[AIM OF THE TASK] Return every line from the records below in which the word "ordered" is found.

[Element data from apps and pages]
——

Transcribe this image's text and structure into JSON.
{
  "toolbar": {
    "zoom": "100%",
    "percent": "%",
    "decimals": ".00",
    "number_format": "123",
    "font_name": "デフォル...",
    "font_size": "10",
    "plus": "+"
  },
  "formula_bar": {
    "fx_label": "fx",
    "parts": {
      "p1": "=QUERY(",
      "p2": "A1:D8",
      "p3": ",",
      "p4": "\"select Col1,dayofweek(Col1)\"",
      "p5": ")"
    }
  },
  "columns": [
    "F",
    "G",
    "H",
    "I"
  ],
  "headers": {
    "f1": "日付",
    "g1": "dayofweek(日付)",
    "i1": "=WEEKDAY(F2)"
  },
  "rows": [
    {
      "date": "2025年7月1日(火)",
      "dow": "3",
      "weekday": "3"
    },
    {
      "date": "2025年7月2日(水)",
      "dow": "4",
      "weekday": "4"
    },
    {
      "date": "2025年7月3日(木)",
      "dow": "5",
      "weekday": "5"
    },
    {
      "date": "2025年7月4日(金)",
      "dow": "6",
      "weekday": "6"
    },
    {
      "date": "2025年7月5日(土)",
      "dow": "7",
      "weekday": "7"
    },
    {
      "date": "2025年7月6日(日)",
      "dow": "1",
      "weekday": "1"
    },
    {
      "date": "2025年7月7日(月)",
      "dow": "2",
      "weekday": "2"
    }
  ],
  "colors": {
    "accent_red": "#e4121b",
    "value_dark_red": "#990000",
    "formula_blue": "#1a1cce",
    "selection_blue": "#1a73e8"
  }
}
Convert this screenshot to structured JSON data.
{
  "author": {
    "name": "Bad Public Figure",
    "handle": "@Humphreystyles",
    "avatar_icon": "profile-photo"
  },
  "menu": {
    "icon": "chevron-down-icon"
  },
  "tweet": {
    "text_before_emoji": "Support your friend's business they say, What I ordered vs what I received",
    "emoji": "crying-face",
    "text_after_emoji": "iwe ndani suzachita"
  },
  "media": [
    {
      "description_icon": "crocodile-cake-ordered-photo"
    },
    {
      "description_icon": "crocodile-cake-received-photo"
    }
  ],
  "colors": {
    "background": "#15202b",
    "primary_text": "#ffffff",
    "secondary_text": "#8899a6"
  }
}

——

[ANSWER TO THIS PROBLEM]
    "text_before_emoji": "Support your friend's business they say, What I ordered vs what I received",
      "description_icon": "crocodile-cake-ordered-photo"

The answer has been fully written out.